AIM OF THE EXERCISE :: Every entry below, first to last, should be restated word for word.

BEGIN DATA FOR ANALYSIS

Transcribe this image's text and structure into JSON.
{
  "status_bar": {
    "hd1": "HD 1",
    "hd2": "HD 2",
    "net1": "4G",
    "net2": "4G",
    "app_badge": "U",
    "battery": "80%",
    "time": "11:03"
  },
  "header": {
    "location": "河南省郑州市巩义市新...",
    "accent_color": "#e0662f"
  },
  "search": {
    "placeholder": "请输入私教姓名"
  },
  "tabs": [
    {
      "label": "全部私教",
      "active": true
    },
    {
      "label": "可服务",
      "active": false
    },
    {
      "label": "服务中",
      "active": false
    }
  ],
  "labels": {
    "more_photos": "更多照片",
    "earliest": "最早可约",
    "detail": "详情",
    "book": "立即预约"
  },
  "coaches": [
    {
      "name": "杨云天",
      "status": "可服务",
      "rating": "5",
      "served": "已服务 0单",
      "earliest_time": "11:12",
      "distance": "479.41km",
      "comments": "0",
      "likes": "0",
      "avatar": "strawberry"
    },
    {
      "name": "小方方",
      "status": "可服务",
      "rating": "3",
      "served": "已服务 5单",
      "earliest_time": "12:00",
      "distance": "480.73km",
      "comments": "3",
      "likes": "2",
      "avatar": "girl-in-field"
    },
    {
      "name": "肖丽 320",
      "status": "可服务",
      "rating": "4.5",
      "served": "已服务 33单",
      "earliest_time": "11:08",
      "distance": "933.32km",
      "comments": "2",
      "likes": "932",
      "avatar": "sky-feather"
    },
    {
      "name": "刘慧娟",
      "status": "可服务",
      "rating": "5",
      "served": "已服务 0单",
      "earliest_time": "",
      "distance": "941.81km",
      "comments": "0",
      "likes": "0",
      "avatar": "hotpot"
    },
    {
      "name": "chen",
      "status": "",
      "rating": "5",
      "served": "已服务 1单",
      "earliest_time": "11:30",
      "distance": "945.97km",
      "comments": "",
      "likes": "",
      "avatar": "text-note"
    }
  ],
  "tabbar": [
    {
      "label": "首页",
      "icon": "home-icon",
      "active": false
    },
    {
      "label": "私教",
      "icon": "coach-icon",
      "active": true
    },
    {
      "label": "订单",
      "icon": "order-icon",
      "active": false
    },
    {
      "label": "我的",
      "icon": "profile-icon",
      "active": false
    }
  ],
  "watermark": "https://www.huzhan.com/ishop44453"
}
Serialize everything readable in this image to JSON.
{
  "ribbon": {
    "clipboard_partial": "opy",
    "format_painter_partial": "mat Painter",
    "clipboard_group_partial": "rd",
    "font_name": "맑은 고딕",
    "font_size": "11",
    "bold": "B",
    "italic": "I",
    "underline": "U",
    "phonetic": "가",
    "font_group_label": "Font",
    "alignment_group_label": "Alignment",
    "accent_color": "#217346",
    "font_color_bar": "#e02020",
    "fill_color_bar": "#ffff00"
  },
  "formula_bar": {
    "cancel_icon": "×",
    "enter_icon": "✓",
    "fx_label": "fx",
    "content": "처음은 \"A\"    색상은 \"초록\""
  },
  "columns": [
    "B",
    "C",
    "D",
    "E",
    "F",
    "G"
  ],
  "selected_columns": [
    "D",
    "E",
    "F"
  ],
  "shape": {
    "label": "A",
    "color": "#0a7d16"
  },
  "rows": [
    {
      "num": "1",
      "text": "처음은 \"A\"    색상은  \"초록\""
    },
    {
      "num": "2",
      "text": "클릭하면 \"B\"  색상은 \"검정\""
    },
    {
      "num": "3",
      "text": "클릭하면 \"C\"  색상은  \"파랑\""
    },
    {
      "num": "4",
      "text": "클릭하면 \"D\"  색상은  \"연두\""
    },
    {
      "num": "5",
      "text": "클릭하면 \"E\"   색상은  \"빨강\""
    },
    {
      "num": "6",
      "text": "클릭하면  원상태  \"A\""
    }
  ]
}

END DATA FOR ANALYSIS

ANSWER ::
Transcribe this image's text and structure into JSON.
{
  "status_bar": {
    "hd1": "HD 1",
    "hd2": "HD 2",
    "net1": "4G",
    "net2": "4G",
    "app_badge": "U",
    "battery": "80%",
    "time": "11:03"
  },
  "header": {
    "location": "河南省郑州市巩义市新...",
    "accent_color": "#e0662f"
  },
  "search": {
    "placeholder": "请输入私教姓名"
  },
  "tabs": [
    {
      "label": "全部私教",
      "active": true
    },
    {
      "label": "可服务",
      "active": false
    },
    {
      "label": "服务中",
      "active": false
    }
  ],
  "labels": {
    "more_photos": "更多照片",
    "earliest": "最早可约",
    "detail": "详情",
    "book": "立即预约"
  },
  "coaches": [
    {
      "name": "杨云天",
      "status": "可服务",
      "rating": "5",
      "served": "已服务 0单",
      "earliest_time": "11:12",
      "distance": "479.41km",
      "comments": "0",
      "likes": "0",
      "avatar": "strawberry"
    },
    {
      "name": "小方方",
      "status": "可服务",
      "rating": "3",
      "served": "已服务 5单",
      "earliest_time": "12:00",
      "distance": "480.73km",
      "comments": "3",
      "likes": "2",
      "avatar": "girl-in-field"
    },
    {
      "name": "肖丽 320",
      "status": "可服务",
      "rating": "4.5",
      "served": "已服务 33单",
      "earliest_time": "11:08",
      "distance": "933.32km",
      "comments": "2",
      "likes": "932",
      "avatar": "sky-feather"
    },
    {
      "name": "刘慧娟",
      "status": "可服务",
      "rating": "5",
      "served": "已服务 0单",
      "earliest_time": "",
      "distance": "941.81km",
      "comments": "0",
      "likes": "0",
      "avatar": "hotpot"
    },
    {
      "name": "chen",
      "status": "",
      "rating": "5",
      "served": "已服务 1单",
      "earliest_time": "11:30",
      "distance": "945.97km",
      "comments": "",
      "likes": "",
      "avatar": "text-note"
    }
  ],
  "tabbar": [
    {
      "label": "首页",
      "icon": "home-icon",
      "active": false
    },
    {
      "label": "私教",
      "icon": "coach-icon",
      "active": true
    },
    {
      "label": "订单",
      "icon": "order-icon",
      "active": false
    },
    {
      "label": "我的",
      "icon": "profile-icon",
      "active": false
    }
  ],
  "watermark": "https://www.huzhan.com/ishop44453"
}
Serialize everything readable in this image to JSON.
{
  "ribbon": {
    "clipboard_partial": "opy",
    "format_painter_partial": "mat Painter",
    "clipboard_group_partial": "rd",
    "font_name": "맑은 고딕",
    "font_size": "11",
    "bold": "B",
    "italic": "I",
    "underline": "U",
    "phonetic": "가",
    "font_group_label": "Font",
    "alignment_group_label": "Alignment",
    "accent_color": "#217346",
    "font_color_bar": "#e02020",
    "fill_color_bar": "#ffff00"
  },
  "formula_bar": {
    "cancel_icon": "×",
    "enter_icon": "✓",
    "fx_label": "fx",
    "content": "처음은 \"A\"    색상은 \"초록\""
  },
  "columns": [
    "B",
    "C",
    "D",
    "E",
    "F",
    "G"
  ],
  "selected_columns": [
    "D",
    "E",
    "F"
  ],
  "shape": {
    "label": "A",
    "color": "#0a7d16"
  },
  "rows": [
    {
      "num": "1",
      "text": "처음은 \"A\"    색상은  \"초록\""
    },
    {
      "num": "2",
      "text": "클릭하면 \"B\"  색상은 \"검정\""
    },
    {
      "num": "3",
      "text": "클릭하면 \"C\"  색상은  \"파랑\""
    },
    {
      "num": "4",
      "text": "클릭하면 \"D\"  색상은  \"연두\""
    },
    {
      "num": "5",
      "text": "클릭하면 \"E\"   색상은  \"빨강\""
    },
    {
      "num": "6",
      "text": "클릭하면  원상태  \"A\""
    }
  ]
}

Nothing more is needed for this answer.